Hay’s Daze: Splitting hairs and splitting logs, a May long weekend tradition

May Long already?? No, May long, finally! What we fossils used to call the May 24th Weekend was always the early kick-off to summer, to Varsity Hall at Sylvan Lake, to the first of three or four magic months of music and parties and being young and energetically foolish. And here I am, all these years later, thrilled with splitting logs.

Back in the day, we always had a campfire somewhere on the May long weekend of course, whether it happened to be raining, storming or what Albertans like to call a “late spring” – (translation: a ton of snow).

In fact, one chilly 24th a bunch of us crashed out in sleeping bags huddled around the campfire only to wake up in the cold dawn completely covered in white stuff. I was like a bunch of random lumps forming snowbanks that circled the dead fire. But it wasn’t snow this time, it was thick white ash spewed out by the slowly dying fire and heaped upon us during the night.

Combine those May memories with the fact that a good friend and I recently cut down a couple of dead spruce on his acreage, bucked dozens of logs, hauled them away and piled them in my yard, I figured it was time to split all that thick heavy wood for our backyard firepit. And since the well-worn personal C1 and C2 vertebrae aren’t that happy these days my attempt at slamming an axe several hundred times ended at three swings, two Tylenol and a one-hour nap.
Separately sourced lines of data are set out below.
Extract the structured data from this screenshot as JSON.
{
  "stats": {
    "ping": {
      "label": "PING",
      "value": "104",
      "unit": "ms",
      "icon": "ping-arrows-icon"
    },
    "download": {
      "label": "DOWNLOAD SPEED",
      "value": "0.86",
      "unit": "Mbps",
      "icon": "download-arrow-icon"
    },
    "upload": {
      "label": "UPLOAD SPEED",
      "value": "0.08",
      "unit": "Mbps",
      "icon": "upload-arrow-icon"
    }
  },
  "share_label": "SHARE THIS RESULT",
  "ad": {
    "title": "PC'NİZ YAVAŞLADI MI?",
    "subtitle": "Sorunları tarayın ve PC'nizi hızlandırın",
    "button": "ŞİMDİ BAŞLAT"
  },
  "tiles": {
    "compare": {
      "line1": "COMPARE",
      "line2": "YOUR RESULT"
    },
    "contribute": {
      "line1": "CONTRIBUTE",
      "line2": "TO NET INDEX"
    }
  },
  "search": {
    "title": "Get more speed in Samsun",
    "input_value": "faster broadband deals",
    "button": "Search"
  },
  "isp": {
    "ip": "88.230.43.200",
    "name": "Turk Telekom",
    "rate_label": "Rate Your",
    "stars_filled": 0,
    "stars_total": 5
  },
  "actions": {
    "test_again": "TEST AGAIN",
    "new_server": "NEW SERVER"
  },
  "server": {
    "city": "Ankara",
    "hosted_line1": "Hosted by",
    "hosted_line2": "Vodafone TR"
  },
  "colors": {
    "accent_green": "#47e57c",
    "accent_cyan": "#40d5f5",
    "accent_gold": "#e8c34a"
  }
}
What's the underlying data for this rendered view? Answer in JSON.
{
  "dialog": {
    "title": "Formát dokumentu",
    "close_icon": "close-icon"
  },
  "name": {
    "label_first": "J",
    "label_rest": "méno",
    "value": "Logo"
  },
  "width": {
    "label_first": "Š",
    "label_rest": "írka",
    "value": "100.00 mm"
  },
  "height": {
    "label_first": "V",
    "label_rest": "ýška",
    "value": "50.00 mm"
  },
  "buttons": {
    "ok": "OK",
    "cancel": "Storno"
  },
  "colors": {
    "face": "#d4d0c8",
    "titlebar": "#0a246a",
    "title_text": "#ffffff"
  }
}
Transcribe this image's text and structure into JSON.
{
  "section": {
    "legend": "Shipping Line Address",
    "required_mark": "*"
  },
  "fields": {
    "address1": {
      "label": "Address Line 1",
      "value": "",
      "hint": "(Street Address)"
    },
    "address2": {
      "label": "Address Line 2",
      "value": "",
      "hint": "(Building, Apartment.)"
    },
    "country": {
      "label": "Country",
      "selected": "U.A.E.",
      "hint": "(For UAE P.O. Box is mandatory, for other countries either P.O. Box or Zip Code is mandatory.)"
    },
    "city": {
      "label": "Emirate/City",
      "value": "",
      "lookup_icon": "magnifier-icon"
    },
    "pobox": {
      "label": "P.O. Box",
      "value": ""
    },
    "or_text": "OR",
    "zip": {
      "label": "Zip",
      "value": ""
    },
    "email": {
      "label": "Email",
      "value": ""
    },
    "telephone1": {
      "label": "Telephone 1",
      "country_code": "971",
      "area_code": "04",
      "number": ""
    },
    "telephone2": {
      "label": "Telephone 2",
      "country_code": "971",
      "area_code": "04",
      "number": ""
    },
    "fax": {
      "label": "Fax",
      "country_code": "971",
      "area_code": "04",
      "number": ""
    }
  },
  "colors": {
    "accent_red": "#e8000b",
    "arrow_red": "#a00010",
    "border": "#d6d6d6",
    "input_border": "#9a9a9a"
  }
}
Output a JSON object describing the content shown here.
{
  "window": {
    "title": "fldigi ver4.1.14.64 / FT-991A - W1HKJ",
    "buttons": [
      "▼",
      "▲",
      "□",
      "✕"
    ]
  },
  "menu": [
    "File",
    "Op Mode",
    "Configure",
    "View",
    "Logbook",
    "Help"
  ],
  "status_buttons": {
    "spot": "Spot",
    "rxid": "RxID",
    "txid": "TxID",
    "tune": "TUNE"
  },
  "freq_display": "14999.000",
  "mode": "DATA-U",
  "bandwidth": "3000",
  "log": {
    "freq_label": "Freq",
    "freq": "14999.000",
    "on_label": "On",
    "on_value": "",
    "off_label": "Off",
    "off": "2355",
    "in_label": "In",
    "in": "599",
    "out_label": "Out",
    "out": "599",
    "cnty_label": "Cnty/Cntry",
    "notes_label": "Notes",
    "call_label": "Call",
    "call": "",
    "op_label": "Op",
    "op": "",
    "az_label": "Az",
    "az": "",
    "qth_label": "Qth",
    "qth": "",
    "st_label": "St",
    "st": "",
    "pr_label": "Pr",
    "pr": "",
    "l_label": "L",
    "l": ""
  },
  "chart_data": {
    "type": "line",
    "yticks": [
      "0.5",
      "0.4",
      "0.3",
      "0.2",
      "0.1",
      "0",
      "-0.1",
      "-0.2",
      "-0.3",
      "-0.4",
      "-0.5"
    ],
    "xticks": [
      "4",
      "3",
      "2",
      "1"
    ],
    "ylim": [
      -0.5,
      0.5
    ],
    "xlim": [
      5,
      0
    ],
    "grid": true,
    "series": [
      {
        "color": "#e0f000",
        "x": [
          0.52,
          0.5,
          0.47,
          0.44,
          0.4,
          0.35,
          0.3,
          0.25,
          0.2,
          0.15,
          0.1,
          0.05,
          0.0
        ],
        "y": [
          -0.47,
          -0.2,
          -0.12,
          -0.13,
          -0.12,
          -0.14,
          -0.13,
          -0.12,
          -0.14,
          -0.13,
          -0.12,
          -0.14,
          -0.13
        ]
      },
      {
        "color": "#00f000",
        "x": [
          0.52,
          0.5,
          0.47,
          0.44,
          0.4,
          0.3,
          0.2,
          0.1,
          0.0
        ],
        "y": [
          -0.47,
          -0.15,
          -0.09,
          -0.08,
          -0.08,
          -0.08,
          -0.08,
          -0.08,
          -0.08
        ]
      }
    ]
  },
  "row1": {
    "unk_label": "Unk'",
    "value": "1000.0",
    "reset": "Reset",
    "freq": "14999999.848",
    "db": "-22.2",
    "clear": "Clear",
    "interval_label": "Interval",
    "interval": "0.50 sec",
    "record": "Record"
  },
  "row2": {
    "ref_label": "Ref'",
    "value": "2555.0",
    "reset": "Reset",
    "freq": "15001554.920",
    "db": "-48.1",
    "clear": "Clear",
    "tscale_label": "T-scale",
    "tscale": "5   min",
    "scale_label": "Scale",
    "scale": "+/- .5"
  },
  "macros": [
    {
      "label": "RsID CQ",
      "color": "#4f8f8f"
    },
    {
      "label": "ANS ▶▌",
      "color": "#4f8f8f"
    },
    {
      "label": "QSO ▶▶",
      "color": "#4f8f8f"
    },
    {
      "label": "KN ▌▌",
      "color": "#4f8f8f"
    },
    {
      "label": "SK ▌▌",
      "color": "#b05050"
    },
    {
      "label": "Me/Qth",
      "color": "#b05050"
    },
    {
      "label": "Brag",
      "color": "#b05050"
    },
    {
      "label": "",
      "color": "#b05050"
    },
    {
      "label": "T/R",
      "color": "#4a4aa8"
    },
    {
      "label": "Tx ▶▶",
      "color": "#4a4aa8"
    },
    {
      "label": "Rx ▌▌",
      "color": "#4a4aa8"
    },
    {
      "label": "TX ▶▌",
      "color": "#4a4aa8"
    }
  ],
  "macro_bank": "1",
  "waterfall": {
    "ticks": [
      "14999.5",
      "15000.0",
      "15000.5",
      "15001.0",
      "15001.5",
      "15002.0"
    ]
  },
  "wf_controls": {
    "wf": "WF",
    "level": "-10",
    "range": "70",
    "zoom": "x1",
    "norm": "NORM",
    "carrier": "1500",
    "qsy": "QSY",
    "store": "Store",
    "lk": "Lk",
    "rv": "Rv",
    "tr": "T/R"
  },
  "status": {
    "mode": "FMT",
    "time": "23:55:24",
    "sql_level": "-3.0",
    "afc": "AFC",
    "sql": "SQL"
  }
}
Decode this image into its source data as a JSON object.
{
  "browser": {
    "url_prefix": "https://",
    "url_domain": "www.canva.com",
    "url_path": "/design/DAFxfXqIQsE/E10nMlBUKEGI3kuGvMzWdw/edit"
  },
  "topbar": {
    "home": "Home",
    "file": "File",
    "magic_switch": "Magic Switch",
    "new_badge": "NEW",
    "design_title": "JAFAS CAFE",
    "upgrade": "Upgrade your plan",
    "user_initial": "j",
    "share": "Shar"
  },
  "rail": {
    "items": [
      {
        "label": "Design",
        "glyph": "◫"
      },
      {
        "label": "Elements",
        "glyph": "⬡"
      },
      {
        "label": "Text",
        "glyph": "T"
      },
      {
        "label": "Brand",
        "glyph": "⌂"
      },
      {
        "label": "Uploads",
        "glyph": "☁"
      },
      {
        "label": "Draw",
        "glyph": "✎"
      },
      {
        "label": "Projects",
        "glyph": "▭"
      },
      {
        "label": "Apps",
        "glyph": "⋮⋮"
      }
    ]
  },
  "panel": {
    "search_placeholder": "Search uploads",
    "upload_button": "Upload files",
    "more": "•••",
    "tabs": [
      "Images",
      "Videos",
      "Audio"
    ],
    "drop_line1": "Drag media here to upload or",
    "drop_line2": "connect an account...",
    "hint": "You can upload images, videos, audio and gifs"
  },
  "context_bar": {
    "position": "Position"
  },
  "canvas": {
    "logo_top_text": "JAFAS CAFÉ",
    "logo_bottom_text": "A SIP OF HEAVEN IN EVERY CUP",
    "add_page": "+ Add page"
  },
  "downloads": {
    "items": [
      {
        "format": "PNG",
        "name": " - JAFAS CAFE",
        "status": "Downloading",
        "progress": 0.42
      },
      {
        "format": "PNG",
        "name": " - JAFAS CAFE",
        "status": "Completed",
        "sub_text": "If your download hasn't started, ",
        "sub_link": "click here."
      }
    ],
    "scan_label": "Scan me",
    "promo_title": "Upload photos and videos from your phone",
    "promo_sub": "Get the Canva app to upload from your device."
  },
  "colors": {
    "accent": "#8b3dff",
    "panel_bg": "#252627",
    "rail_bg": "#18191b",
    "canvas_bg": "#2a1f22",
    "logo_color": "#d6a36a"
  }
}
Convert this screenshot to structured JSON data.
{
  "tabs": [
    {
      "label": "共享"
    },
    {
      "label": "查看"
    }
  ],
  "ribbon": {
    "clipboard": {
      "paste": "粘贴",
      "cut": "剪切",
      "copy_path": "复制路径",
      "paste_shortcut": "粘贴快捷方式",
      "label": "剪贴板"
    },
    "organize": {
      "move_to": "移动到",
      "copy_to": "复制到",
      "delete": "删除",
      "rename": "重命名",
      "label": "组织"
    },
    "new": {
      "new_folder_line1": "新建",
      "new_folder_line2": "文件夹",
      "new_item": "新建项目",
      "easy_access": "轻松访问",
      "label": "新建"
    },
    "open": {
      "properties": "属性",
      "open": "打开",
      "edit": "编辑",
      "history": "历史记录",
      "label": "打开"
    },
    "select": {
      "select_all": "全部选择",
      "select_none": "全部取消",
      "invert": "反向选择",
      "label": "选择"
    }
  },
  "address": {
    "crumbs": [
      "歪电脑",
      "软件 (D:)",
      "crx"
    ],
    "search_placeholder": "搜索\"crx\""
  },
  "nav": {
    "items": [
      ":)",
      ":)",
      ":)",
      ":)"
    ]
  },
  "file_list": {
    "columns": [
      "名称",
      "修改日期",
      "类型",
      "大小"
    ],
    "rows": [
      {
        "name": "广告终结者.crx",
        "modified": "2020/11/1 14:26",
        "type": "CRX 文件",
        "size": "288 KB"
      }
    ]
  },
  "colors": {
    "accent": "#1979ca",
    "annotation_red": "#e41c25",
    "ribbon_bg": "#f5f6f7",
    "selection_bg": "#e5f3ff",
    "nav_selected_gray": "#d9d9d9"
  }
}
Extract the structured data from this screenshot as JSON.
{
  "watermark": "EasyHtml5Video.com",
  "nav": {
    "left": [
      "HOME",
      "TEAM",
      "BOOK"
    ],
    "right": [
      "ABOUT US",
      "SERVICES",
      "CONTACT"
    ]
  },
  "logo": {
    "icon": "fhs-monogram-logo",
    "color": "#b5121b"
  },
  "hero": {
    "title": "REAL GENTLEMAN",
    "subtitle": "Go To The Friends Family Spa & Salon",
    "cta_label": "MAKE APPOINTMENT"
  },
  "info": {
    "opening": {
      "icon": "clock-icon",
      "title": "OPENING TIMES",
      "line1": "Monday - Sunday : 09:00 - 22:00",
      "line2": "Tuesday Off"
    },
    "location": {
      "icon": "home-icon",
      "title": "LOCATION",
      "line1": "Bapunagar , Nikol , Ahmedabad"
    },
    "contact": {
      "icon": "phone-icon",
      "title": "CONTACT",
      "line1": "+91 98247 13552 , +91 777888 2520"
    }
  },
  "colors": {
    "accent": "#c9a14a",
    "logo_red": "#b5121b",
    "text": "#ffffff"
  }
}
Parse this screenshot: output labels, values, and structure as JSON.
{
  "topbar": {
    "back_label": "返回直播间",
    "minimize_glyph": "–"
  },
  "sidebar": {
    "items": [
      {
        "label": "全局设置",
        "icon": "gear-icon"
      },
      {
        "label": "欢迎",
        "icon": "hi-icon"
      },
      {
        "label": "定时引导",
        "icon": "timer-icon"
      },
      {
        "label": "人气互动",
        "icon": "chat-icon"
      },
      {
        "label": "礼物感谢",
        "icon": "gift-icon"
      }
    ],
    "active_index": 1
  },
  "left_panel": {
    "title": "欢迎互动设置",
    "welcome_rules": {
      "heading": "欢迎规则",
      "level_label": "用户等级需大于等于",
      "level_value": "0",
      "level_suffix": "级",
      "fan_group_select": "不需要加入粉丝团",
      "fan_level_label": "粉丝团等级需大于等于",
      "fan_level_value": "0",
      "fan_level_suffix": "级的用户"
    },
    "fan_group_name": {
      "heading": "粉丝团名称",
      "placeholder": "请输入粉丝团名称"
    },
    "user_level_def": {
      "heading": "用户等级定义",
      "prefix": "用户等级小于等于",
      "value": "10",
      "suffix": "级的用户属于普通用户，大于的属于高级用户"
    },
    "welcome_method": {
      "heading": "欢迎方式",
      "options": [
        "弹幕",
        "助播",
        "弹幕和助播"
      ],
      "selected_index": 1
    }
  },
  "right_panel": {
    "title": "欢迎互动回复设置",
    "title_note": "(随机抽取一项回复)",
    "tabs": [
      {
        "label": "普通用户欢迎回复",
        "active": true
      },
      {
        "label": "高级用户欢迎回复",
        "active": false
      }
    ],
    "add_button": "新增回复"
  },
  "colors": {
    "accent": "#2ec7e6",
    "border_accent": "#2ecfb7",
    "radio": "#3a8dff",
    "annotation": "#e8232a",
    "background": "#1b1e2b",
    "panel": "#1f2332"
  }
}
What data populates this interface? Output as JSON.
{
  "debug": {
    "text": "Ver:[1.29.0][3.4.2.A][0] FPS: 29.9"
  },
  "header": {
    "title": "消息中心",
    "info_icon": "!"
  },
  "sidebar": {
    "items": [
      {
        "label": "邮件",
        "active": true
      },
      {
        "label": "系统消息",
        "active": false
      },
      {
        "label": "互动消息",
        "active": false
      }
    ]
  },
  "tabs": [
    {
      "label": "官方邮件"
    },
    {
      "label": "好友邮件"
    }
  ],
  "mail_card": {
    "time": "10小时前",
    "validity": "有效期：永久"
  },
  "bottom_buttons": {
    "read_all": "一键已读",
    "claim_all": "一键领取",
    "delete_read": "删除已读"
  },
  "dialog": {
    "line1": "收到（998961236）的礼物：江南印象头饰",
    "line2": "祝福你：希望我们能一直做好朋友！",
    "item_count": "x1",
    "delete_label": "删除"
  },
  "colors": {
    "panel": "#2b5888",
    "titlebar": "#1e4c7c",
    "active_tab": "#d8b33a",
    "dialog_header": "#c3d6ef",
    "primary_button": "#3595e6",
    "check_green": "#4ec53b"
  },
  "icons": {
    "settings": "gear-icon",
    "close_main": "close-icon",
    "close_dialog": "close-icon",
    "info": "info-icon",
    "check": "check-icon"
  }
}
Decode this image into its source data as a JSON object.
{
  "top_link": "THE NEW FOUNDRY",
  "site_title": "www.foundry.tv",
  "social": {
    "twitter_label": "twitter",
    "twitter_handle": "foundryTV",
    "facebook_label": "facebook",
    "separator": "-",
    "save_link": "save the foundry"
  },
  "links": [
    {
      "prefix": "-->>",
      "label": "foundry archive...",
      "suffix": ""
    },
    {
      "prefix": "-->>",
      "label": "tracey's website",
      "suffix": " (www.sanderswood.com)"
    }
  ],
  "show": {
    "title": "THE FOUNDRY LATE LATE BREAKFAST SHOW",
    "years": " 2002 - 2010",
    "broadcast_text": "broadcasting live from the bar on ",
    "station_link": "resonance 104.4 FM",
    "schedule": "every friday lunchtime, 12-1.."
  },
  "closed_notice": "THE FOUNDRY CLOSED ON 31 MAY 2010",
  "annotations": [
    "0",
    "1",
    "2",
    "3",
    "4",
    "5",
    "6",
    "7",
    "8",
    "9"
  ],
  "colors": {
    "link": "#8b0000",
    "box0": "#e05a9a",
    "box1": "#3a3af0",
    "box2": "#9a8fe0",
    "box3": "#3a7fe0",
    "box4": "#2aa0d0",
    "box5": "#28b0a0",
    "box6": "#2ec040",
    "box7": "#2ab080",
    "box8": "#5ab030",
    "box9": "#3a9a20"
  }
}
So when I eventually recovered I limped to my desktop and went online to search for a used log splitter.

My much much older sister, who was always my babysitter growing up, was aghast when I told her. “You’ll kill yourself with that thing!” she said in no uncertain terms. She of course thought I was getting a wood chipper, which would in fact no doubt lead to my unpleasant and graphic demise.

No, a little 4-ton log splitter stands about the size of a backyard barbeque and horizontally squeezes a small log onto a heavy wedge, moving about as fast as molasses uphill in January, as my grandma used to say.

When I finally found one on the cyber marketplace for a crazy-good price I told the guy I would take it. “I’m in Drayton Valley”, the guy said, “Can you come and get it?” This was just before the ridiculous price of gas was measured tens of dollars instead of hundreds, so I said I could do with a nice spring road trip.

Long story short, it was a scam. Who knew the internet had scammers, eh? After a week of him rescheduling and telling me different locations to “drop off the money” he finally said, “Sorry, the log splitter’s been stolen! Some creep took it from my apartment balcony!” Sure, buddy, sure. Luckily for me, he somehow must have had a weak moment of guilt and backed out of the con.

A week later I drove to Wetaskiwin to pick up a nice little used electric log splitter from a guy that was clearly not a whack-job and who gave me a good price without splitting hairs. And I’ve been happily splitting away in the backyard ever since.

You wouldn’t believe how strangely, satisfyingly meditative it is to split logs with a sturdy, efficient, well-designed machine. A machine that won’t kill you or cause your lower back to go into debilitating spasms.

So rain or shine, sleet or snow, I’ll be out there enjoying my logs. After all, it is May Long.

Harley Hay is a Red Deer author and filmmaker. You can email him column ideas to harleyhay1@hotmail.com